**Assignment:** Print all the data, keeping every line exactly as it is.

**Exercise data:**
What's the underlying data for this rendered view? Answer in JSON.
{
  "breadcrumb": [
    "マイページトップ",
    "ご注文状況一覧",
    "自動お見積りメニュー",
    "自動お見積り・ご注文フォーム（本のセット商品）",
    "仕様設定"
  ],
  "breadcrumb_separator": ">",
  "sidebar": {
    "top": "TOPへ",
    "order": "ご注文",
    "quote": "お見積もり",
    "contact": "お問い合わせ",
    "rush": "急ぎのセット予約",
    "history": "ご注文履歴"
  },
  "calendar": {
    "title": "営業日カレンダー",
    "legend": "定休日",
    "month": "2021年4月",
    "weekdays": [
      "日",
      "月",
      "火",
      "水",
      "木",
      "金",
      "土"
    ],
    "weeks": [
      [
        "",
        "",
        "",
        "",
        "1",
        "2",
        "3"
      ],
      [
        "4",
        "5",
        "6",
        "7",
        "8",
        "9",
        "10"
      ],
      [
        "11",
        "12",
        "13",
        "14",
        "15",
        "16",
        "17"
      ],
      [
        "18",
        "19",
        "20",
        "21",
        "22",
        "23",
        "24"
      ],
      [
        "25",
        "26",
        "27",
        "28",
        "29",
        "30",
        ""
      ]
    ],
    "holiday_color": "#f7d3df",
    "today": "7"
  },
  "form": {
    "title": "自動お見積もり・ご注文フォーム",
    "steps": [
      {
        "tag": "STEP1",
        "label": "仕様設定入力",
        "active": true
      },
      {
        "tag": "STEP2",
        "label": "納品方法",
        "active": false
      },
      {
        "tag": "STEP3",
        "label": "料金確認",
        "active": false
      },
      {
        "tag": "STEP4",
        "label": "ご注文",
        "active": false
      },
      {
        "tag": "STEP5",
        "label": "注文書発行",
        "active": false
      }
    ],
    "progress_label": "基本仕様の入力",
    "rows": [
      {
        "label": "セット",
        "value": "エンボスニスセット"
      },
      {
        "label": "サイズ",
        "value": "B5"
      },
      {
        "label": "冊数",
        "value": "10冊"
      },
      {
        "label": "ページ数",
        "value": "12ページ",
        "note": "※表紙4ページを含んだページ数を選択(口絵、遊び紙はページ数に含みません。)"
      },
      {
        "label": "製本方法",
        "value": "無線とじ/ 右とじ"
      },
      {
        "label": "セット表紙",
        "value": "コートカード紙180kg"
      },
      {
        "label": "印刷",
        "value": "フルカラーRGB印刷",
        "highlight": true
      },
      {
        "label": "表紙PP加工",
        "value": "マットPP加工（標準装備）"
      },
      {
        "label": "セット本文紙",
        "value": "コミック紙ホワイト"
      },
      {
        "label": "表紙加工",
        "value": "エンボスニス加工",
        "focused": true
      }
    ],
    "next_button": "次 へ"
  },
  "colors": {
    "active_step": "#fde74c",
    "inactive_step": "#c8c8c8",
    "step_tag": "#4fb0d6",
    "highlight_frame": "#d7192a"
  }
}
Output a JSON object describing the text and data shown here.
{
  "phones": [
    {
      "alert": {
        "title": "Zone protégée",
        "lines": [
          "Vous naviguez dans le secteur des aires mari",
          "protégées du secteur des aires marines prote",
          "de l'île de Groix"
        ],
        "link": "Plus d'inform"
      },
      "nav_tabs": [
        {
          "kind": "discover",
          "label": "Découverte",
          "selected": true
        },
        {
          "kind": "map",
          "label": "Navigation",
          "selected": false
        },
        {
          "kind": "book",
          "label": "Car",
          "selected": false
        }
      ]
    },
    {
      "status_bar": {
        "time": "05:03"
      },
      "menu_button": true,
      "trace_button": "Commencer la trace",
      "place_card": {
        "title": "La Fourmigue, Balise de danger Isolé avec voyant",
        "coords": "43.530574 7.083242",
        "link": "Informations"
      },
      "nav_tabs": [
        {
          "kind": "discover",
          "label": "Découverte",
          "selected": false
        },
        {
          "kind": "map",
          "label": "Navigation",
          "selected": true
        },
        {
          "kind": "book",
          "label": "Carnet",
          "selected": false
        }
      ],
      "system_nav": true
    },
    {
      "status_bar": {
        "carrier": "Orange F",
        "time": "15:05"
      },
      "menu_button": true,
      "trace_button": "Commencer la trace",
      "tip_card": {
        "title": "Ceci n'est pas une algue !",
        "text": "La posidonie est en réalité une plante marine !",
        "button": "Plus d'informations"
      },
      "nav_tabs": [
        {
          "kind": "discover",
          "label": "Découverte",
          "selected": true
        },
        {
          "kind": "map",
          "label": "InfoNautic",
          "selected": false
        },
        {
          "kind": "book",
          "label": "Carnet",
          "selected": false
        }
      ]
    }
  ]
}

**Finished task:**
What's the underlying data for this rendered view? Answer in JSON.
{
  "breadcrumb": [
    "マイページトップ",
    "ご注文状況一覧",
    "自動お見積りメニュー",
    "自動お見積り・ご注文フォーム（本のセット商品）",
    "仕様設定"
  ],
  "breadcrumb_separator": ">",
  "sidebar": {
    "top": "TOPへ",
    "order": "ご注文",
    "quote": "お見積もり",
    "contact": "お問い合わせ",
    "rush": "急ぎのセット予約",
    "history": "ご注文履歴"
  },
  "calendar": {
    "title": "営業日カレンダー",
    "legend": "定休日",
    "month": "2021年4月",
    "weekdays": [
      "日",
      "月",
      "火",
      "水",
      "木",
      "金",
      "土"
    ],
    "weeks": [
      [
        "",
        "",
        "",
        "",
        "1",
        "2",
        "3"
      ],
      [
        "4",
        "5",
        "6",
        "7",
        "8",
        "9",
        "10"
      ],
      [
        "11",
        "12",
        "13",
        "14",
        "15",
        "16",
        "17"
      ],
      [
        "18",
        "19",
        "20",
        "21",
        "22",
        "23",
        "24"
      ],
      [
        "25",
        "26",
        "27",
        "28",
        "29",
        "30",
        ""
      ]
    ],
    "holiday_color": "#f7d3df",
    "today": "7"
  },
  "form": {
    "title": "自動お見積もり・ご注文フォーム",
    "steps": [
      {
        "tag": "STEP1",
        "label": "仕様設定入力",
        "active": true
      },
      {
        "tag": "STEP2",
        "label": "納品方法",
        "active": false
      },
      {
        "tag": "STEP3",
        "label": "料金確認",
        "active": false
      },
      {
        "tag": "STEP4",
        "label": "ご注文",
        "active": false
      },
      {
        "tag": "STEP5",
        "label": "注文書発行",
        "active": false
      }
    ],
    "progress_label": "基本仕様の入力",
    "rows": [
      {
        "label": "セット",
        "value": "エンボスニスセット"
      },
      {
        "label": "サイズ",
        "value": "B5"
      },
      {
        "label": "冊数",
        "value": "10冊"
      },
      {
        "label": "ページ数",
        "value": "12ページ",
        "note": "※表紙4ページを含んだページ数を選択(口絵、遊び紙はページ数に含みません。)"
      },
      {
        "label": "製本方法",
        "value": "無線とじ/ 右とじ"
      },
      {
        "label": "セット表紙",
        "value": "コートカード紙180kg"
      },
      {
        "label": "印刷",
        "value": "フルカラーRGB印刷",
        "highlight": true
      },
      {
        "label": "表紙PP加工",
        "value": "マットPP加工（標準装備）"
      },
      {
        "label": "セット本文紙",
        "value": "コミック紙ホワイト"
      },
      {
        "label": "表紙加工",
        "value": "エンボスニス加工",
        "focused": true
      }
    ],
    "next_button": "次 へ"
  },
  "colors": {
    "active_step": "#fde74c",
    "inactive_step": "#c8c8c8",
    "step_tag": "#4fb0d6",
    "highlight_frame": "#d7192a"
  }
}
Output a JSON object describing the text and data shown here.
{
  "phones": [
    {
      "alert": {
        "title": "Zone protégée",
        "lines": [
          "Vous naviguez dans le secteur des aires mari",
          "protégées du secteur des aires marines prote",
          "de l'île de Groix"
        ],
        "link": "Plus d'inform"
      },
      "nav_tabs": [
        {
          "kind": "discover",
          "label": "Découverte",
          "selected": true
        },
        {
          "kind": "map",
          "label": "Navigation",
          "selected": false
        },
        {
          "kind": "book",
          "label": "Car",
          "selected": false
        }
      ]
    },
    {
      "status_bar": {
        "time": "05:03"
      },
      "menu_button": true,
      "trace_button": "Commencer la trace",
      "place_card": {
        "title": "La Fourmigue, Balise de danger Isolé avec voyant",
        "coords": "43.530574 7.083242",
        "link": "Informations"
      },
      "nav_tabs": [
        {
          "kind": "discover",
          "label": "Découverte",
          "selected": false
        },
        {
          "kind": "map",
          "label": "Navigation",
          "selected": true
        },
        {
          "kind": "book",
          "label": "Carnet",
          "selected": false
        }
      ],
      "system_nav": true
    },
    {
      "status_bar": {
        "carrier": "Orange F",
        "time": "15:05"
      },
      "menu_button": true,
      "trace_button": "Commencer la trace",
      "tip_card": {
        "title": "Ceci n'est pas une algue !",
        "text": "La posidonie est en réalité une plante marine !",
        "button": "Plus d'informations"
      },
      "nav_tabs": [
        {
          "kind": "discover",
          "label": "Découverte",
          "selected": true
        },
        {
          "kind": "map",
          "label": "InfoNautic",
          "selected": false
        },
        {
          "kind": "book",
          "label": "Carnet",
          "selected": false
        }
      ]
    }
  ]
}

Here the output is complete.